▶ **What is required**
Could you filter the data below down to the lines that hold the word "site"?

▶ **Records supplied**
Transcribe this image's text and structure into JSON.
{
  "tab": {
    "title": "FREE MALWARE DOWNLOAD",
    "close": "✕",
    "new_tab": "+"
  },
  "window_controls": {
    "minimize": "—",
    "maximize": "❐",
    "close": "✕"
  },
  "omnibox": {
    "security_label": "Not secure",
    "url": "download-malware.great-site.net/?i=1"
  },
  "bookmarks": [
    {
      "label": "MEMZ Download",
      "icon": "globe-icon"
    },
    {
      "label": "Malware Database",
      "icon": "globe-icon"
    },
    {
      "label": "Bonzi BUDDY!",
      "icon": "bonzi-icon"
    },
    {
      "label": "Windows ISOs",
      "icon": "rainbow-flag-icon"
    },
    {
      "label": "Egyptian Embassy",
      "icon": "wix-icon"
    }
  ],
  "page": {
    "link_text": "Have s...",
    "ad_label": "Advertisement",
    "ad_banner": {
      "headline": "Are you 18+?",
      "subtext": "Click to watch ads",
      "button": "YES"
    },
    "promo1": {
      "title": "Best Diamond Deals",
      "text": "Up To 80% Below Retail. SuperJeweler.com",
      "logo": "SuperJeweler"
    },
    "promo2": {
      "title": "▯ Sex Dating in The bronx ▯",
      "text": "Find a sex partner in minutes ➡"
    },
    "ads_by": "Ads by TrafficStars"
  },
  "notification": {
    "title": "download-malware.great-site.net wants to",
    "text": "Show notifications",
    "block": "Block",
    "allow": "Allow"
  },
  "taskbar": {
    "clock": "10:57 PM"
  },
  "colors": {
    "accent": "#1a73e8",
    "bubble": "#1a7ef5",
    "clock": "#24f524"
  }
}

▶ **Worked solution**
    "url": "download-malware.great-site.net/?i=1"
    "title": "download-malware.great-site.net wants to",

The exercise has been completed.